*Exercise*
A verbatim copy of the records below, pictures omitted, is the task.

[Dataset rows for apps and sites]
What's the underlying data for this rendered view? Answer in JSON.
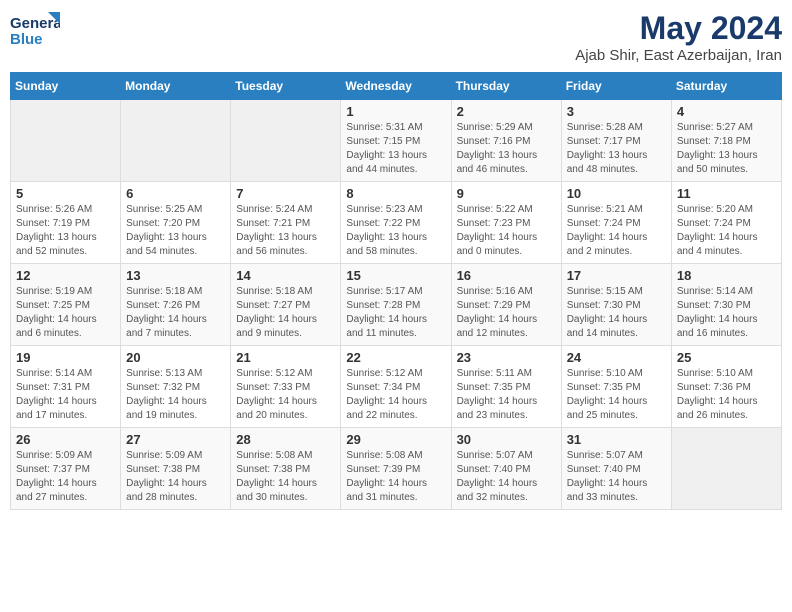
{
  "logo": {
    "general": "General",
    "blue": "Blue"
  },
  "title": {
    "month_year": "May 2024",
    "location": "Ajab Shir, East Azerbaijan, Iran"
  },
  "headers": [
    "Sunday",
    "Monday",
    "Tuesday",
    "Wednesday",
    "Thursday",
    "Friday",
    "Saturday"
  ],
  "weeks": [
    {
      "days": [
        {
          "number": "",
          "info": ""
        },
        {
          "number": "",
          "info": ""
        },
        {
          "number": "",
          "info": ""
        },
        {
          "number": "1",
          "info": "Sunrise: 5:31 AM\nSunset: 7:15 PM\nDaylight: 13 hours\nand 44 minutes."
        },
        {
          "number": "2",
          "info": "Sunrise: 5:29 AM\nSunset: 7:16 PM\nDaylight: 13 hours\nand 46 minutes."
        },
        {
          "number": "3",
          "info": "Sunrise: 5:28 AM\nSunset: 7:17 PM\nDaylight: 13 hours\nand 48 minutes."
        },
        {
          "number": "4",
          "info": "Sunrise: 5:27 AM\nSunset: 7:18 PM\nDaylight: 13 hours\nand 50 minutes."
        }
      ]
    },
    {
      "days": [
        {
          "number": "5",
          "info": "Sunrise: 5:26 AM\nSunset: 7:19 PM\nDaylight: 13 hours\nand 52 minutes."
        },
        {
          "number": "6",
          "info": "Sunrise: 5:25 AM\nSunset: 7:20 PM\nDaylight: 13 hours\nand 54 minutes."
        },
        {
          "number": "7",
          "info": "Sunrise: 5:24 AM\nSunset: 7:21 PM\nDaylight: 13 hours\nand 56 minutes."
        },
        {
          "number": "8",
          "info": "Sunrise: 5:23 AM\nSunset: 7:22 PM\nDaylight: 13 hours\nand 58 minutes."
        },
        {
          "number": "9",
          "info": "Sunrise: 5:22 AM\nSunset: 7:23 PM\nDaylight: 14 hours\nand 0 minutes."
        },
        {
          "number": "10",
          "info": "Sunrise: 5:21 AM\nSunset: 7:24 PM\nDaylight: 14 hours\nand 2 minutes."
        },
        {
          "number": "11",
          "info": "Sunrise: 5:20 AM\nSunset: 7:24 PM\nDaylight: 14 hours\nand 4 minutes."
        }
      ]
    },
    {
      "days": [
        {
          "number": "12",
          "info": "Sunrise: 5:19 AM\nSunset: 7:25 PM\nDaylight: 14 hours\nand 6 minutes."
        },
        {
          "number": "13",
          "info": "Sunrise: 5:18 AM\nSunset: 7:26 PM\nDaylight: 14 hours\nand 7 minutes."
        },
        {
          "number": "14",
          "info": "Sunrise: 5:18 AM\nSunset: 7:27 PM\nDaylight: 14 hours\nand 9 minutes."
        },
        {
          "number": "15",
          "info": "Sunrise: 5:17 AM\nSunset: 7:28 PM\nDaylight: 14 hours\nand 11 minutes."
        },
        {
          "number": "16",
          "info": "Sunrise: 5:16 AM\nSunset: 7:29 PM\nDaylight: 14 hours\nand 12 minutes."
        },
        {
          "number": "17",
          "info": "Sunrise: 5:15 AM\nSunset: 7:30 PM\nDaylight: 14 hours\nand 14 minutes."
        },
        {
          "number": "18",
          "info": "Sunrise: 5:14 AM\nSunset: 7:30 PM\nDaylight: 14 hours\nand 16 minutes."
        }
      ]
    },
    {
      "days": [
        {
          "number": "19",
          "info": "Sunrise: 5:14 AM\nSunset: 7:31 PM\nDaylight: 14 hours\nand 17 minutes."
        },
        {
          "number": "20",
          "info": "Sunrise: 5:13 AM\nSunset: 7:32 PM\nDaylight: 14 hours\nand 19 minutes."
        },
        {
          "number": "21",
          "info": "Sunrise: 5:12 AM\nSunset: 7:33 PM\nDaylight: 14 hours\nand 20 minutes."
        },
        {
          "number": "22",
          "info": "Sunrise: 5:12 AM\nSunset: 7:34 PM\nDaylight: 14 hours\nand 22 minutes."
        },
        {
          "number": "23",
          "info": "Sunrise: 5:11 AM\nSunset: 7:35 PM\nDaylight: 14 hours\nand 23 minutes."
        },
        {
          "number": "24",
          "info": "Sunrise: 5:10 AM\nSunset: 7:35 PM\nDaylight: 14 hours\nand 25 minutes."
        },
        {
          "number": "25",
          "info": "Sunrise: 5:10 AM\nSunset: 7:36 PM\nDaylight: 14 hours\nand 26 minutes."
        }
      ]
    },
    {
      "days": [
        {
          "number": "26",
          "info": "Sunrise: 5:09 AM\nSunset: 7:37 PM\nDaylight: 14 hours\nand 27 minutes."
        },
        {
          "number": "27",
          "info": "Sunrise: 5:09 AM\nSunset: 7:38 PM\nDaylight: 14 hours\nand 28 minutes."
        },
        {
          "number": "28",
          "info": "Sunrise: 5:08 AM\nSunset: 7:38 PM\nDaylight: 14 hours\nand 30 minutes."
        },
        {
          "number": "29",
          "info": "Sunrise: 5:08 AM\nSunset: 7:39 PM\nDaylight: 14 hours\nand 31 minutes."
        },
        {
          "number": "30",
          "info": "Sunrise: 5:07 AM\nSunset: 7:40 PM\nDaylight: 14 hours\nand 32 minutes."
        },
        {
          "number": "31",
          "info": "Sunrise: 5:07 AM\nSunset: 7:40 PM\nDaylight: 14 hours\nand 33 minutes."
        },
        {
          "number": "",
          "info": ""
        }
      ]
    }
  ]
}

*Solution to the problem*
What's the underlying data for this rendered view? Answer in JSON.
{
  "logo": {
    "general": "General",
    "blue": "Blue"
  },
  "title": {
    "month_year": "May 2024",
    "location": "Ajab Shir, East Azerbaijan, Iran"
  },
  "headers": [
    "Sunday",
    "Monday",
    "Tuesday",
    "Wednesday",
    "Thursday",
    "Friday",
    "Saturday"
  ],
  "weeks": [
    {
      "days": [
        {
          "number": "",
          "info": ""
        },
        {
          "number": "",
          "info": ""
        },
        {
          "number": "",
          "info": ""
        },
        {
          "number": "1",
          "info": "Sunrise: 5:31 AM\nSunset: 7:15 PM\nDaylight: 13 hours\nand 44 minutes."
        },
        {
          "number": "2",
          "info": "Sunrise: 5:29 AM\nSunset: 7:16 PM\nDaylight: 13 hours\nand 46 minutes."
        },
        {
          "number": "3",
          "info": "Sunrise: 5:28 AM\nSunset: 7:17 PM\nDaylight: 13 hours\nand 48 minutes."
        },
        {
          "number": "4",
          "info": "Sunrise: 5:27 AM\nSunset: 7:18 PM\nDaylight: 13 hours\nand 50 minutes."
        }
      ]
    },
    {
      "days": [
        {
          "number": "5",
          "info": "Sunrise: 5:26 AM\nSunset: 7:19 PM\nDaylight: 13 hours\nand 52 minutes."
        },
        {
          "number": "6",
          "info": "Sunrise: 5:25 AM\nSunset: 7:20 PM\nDaylight: 13 hours\nand 54 minutes."
        },
        {
          "number": "7",
          "info": "Sunrise: 5:24 AM\nSunset: 7:21 PM\nDaylight: 13 hours\nand 56 minutes."
        },
        {
          "number": "8",
          "info": "Sunrise: 5:23 AM\nSunset: 7:22 PM\nDaylight: 13 hours\nand 58 minutes."
        },
        {
          "number": "9",
          "info": "Sunrise: 5:22 AM\nSunset: 7:23 PM\nDaylight: 14 hours\nand 0 minutes."
        },
        {
          "number": "10",
          "info": "Sunrise: 5:21 AM\nSunset: 7:24 PM\nDaylight: 14 hours\nand 2 minutes."
        },
        {
          "number": "11",
          "info": "Sunrise: 5:20 AM\nSunset: 7:24 PM\nDaylight: 14 hours\nand 4 minutes."
        }
      ]
    },
    {
      "days": [
        {
          "number": "12",
          "info": "Sunrise: 5:19 AM\nSunset: 7:25 PM\nDaylight: 14 hours\nand 6 minutes."
        },
        {
          "number": "13",
          "info": "Sunrise: 5:18 AM\nSunset: 7:26 PM\nDaylight: 14 hours\nand 7 minutes."
        },
        {
          "number": "14",
          "info": "Sunrise: 5:18 AM\nSunset: 7:27 PM\nDaylight: 14 hours\nand 9 minutes."
        },
        {
          "number": "15",
          "info": "Sunrise: 5:17 AM\nSunset: 7:28 PM\nDaylight: 14 hours\nand 11 minutes."
        },
        {
          "number": "16",
          "info": "Sunrise: 5:16 AM\nSunset: 7:29 PM\nDaylight: 14 hours\nand 12 minutes."
        },
        {
          "number": "17",
          "info": "Sunrise: 5:15 AM\nSunset: 7:30 PM\nDaylight: 14 hours\nand 14 minutes."
        },
        {
          "number": "18",
          "info": "Sunrise: 5:14 AM\nSunset: 7:30 PM\nDaylight: 14 hours\nand 16 minutes."
        }
      ]
    },
    {
      "days": [
        {
          "number": "19",
          "info": "Sunrise: 5:14 AM\nSunset: 7:31 PM\nDaylight: 14 hours\nand 17 minutes."
        },
        {
          "number": "20",
          "info": "Sunrise: 5:13 AM\nSunset: 7:32 PM\nDaylight: 14 hours\nand 19 minutes."
        },
        {
          "number": "21",
          "info": "Sunrise: 5:12 AM\nSunset: 7:33 PM\nDaylight: 14 hours\nand 20 minutes."
        },
        {
          "number": "22",
          "info": "Sunrise: 5:12 AM\nSunset: 7:34 PM\nDaylight: 14 hours\nand 22 minutes."
        },
        {
          "number": "23",
          "info": "Sunrise: 5:11 AM\nSunset: 7:35 PM\nDaylight: 14 hours\nand 23 minutes."
        },
        {
          "number": "24",
          "info": "Sunrise: 5:10 AM\nSunset: 7:35 PM\nDaylight: 14 hours\nand 25 minutes."
        },
        {
          "number": "25",
          "info": "Sunrise: 5:10 AM\nSunset: 7:36 PM\nDaylight: 14 hours\nand 26 minutes."
        }
      ]
    },
    {
      "days": [
        {
          "number": "26",
          "info": "Sunrise: 5:09 AM\nSunset: 7:37 PM\nDaylight: 14 hours\nand 27 minutes."
        },
        {
          "number": "27",
          "info": "Sunrise: 5:09 AM\nSunset: 7:38 PM\nDaylight: 14 hours\nand 28 minutes."
        },
        {
          "number": "28",
          "info": "Sunrise: 5:08 AM\nSunset: 7:38 PM\nDaylight: 14 hours\nand 30 minutes."
        },
        {
          "number": "29",
          "info": "Sunrise: 5:08 AM\nSunset: 7:39 PM\nDaylight: 14 hours\nand 31 minutes."
        },
        {
          "number": "30",
          "info": "Sunrise: 5:07 AM\nSunset: 7:40 PM\nDaylight: 14 hours\nand 32 minutes."
        },
        {
          "number": "31",
          "info": "Sunrise: 5:07 AM\nSunset: 7:40 PM\nDaylight: 14 hours\nand 33 minutes."
        },
        {
          "number": "",
          "info": ""
        }
      ]
    }
  ]
}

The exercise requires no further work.